# WORK ORDER
The lines to copy run from the one containing "Give me the" to the end of the records below; repeat them exactly and include nothing else.

(Entries from a dataset of interfaces)
################
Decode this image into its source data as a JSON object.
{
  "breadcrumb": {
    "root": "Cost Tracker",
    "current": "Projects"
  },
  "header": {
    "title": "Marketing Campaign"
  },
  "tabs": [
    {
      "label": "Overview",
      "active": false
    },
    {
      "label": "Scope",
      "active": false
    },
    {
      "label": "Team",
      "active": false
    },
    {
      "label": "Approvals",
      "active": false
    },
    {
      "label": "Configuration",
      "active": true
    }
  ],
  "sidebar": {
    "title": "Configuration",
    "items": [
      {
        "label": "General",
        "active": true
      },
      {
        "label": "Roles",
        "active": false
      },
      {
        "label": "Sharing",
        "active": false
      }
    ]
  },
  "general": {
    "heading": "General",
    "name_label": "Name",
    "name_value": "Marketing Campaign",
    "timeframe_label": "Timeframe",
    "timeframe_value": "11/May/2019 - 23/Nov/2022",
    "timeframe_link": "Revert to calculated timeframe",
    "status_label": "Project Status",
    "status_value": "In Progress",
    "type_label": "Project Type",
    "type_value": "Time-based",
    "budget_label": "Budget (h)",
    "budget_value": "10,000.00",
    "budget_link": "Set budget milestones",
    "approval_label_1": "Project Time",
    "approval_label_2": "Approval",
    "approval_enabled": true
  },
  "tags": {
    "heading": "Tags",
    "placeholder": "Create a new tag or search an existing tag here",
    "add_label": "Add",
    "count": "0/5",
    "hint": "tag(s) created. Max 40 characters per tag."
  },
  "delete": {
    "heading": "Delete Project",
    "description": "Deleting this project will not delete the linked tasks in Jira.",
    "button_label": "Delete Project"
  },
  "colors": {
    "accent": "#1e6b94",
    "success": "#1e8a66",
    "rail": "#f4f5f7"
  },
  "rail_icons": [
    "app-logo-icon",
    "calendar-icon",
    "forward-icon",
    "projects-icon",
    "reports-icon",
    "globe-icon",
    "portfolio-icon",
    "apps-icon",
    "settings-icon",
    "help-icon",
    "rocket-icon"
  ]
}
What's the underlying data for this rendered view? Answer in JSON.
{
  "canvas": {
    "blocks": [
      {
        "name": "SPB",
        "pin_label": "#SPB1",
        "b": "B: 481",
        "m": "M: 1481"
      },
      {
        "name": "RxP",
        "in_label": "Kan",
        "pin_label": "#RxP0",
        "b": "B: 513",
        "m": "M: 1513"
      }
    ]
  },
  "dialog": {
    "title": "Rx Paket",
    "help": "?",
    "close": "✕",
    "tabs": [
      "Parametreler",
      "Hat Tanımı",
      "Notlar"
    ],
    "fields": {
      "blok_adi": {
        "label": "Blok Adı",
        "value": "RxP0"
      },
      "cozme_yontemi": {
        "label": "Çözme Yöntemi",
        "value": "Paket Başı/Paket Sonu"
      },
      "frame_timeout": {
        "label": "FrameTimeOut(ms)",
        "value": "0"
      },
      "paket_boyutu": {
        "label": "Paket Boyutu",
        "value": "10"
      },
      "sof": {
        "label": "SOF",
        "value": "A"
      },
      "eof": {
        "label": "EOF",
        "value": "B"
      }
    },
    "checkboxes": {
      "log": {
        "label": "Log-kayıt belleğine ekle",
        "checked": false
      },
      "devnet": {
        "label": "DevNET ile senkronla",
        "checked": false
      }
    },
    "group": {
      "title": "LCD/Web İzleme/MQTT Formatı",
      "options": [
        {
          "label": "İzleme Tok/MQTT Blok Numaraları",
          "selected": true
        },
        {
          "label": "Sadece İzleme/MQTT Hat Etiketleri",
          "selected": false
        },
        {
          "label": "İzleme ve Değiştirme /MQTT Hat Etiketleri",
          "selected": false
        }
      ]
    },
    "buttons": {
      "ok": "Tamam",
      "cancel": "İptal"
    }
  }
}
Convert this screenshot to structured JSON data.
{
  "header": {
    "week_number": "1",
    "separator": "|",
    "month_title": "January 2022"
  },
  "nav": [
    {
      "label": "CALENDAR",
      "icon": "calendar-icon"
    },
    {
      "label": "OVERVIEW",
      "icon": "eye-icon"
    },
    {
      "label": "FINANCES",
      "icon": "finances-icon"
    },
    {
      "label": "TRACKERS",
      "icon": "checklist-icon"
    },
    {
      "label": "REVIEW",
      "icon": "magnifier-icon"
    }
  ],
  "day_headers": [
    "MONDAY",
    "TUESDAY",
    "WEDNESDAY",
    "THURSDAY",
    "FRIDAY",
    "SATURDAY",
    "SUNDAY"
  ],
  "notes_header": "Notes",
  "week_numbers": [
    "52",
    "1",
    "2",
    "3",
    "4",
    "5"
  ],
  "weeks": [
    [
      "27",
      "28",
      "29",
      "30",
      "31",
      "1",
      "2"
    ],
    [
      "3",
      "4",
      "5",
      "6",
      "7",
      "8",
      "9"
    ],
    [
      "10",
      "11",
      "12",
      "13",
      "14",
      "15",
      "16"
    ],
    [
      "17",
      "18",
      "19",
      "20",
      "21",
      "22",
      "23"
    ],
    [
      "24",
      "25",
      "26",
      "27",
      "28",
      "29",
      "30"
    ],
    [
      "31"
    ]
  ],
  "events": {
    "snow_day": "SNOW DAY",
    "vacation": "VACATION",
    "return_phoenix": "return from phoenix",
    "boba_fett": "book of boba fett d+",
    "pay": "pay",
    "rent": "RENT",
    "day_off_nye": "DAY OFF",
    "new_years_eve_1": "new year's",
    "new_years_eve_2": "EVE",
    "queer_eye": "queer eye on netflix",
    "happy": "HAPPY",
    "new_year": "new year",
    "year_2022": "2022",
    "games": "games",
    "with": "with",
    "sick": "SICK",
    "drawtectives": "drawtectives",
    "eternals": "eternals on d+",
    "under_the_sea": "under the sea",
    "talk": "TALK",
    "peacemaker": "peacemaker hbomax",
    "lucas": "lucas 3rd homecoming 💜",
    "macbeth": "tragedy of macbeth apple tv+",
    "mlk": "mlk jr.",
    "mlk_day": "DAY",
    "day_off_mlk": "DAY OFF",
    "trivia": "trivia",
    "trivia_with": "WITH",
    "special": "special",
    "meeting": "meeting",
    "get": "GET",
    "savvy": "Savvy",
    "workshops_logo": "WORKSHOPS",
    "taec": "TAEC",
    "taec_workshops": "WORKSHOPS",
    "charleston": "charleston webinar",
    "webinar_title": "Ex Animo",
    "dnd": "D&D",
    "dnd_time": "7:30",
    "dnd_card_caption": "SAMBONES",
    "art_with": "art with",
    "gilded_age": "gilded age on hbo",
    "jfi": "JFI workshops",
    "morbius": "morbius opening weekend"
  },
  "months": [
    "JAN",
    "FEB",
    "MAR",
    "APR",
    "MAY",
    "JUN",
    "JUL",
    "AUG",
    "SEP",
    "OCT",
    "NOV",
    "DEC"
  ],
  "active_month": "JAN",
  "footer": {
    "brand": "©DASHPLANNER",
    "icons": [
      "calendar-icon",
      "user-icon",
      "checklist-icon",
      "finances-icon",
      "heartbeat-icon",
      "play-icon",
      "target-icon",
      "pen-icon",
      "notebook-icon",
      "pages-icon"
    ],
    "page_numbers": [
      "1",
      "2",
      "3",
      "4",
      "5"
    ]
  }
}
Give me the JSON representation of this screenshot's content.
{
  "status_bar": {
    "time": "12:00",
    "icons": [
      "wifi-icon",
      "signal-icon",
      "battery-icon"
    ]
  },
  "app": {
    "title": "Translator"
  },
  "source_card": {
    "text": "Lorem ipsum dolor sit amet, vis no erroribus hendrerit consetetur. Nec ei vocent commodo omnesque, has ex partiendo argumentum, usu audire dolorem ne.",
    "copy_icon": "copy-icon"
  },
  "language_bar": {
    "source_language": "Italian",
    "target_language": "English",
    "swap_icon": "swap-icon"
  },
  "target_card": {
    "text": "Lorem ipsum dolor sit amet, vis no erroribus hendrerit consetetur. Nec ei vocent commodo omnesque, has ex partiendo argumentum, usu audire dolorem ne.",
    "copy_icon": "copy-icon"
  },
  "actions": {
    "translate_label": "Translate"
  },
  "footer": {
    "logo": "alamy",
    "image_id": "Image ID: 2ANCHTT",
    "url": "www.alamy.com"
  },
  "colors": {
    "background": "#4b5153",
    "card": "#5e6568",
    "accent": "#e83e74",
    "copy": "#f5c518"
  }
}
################
# WORKED SOLUTION
Give me the JSON representation of this screenshot's content.
{
  "status_bar": {
    "time": "12:00",
    "icons": [
      "wifi-icon",
      "signal-icon",
      "battery-icon"
    ]
  },
  "app": {
    "title": "Translator"
  },
  "source_card": {
    "text": "Lorem ipsum dolor sit amet, vis no erroribus hendrerit consetetur. Nec ei vocent commodo omnesque, has ex partiendo argumentum, usu audire dolorem ne.",
    "copy_icon": "copy-icon"
  },
  "language_bar": {
    "source_language": "Italian",
    "target_language": "English",
    "swap_icon": "swap-icon"
  },
  "target_card": {
    "text": "Lorem ipsum dolor sit amet, vis no erroribus hendrerit consetetur. Nec ei vocent commodo omnesque, has ex partiendo argumentum, usu audire dolorem ne.",
    "copy_icon": "copy-icon"
  },
  "actions": {
    "translate_label": "Translate"
  },
  "footer": {
    "logo": "alamy",
    "image_id": "Image ID: 2ANCHTT",
    "url": "www.alamy.com"
  },
  "colors": {
    "background": "#4b5153",
    "card": "#5e6568",
    "accent": "#e83e74",
    "copy": "#f5c518"
  }
}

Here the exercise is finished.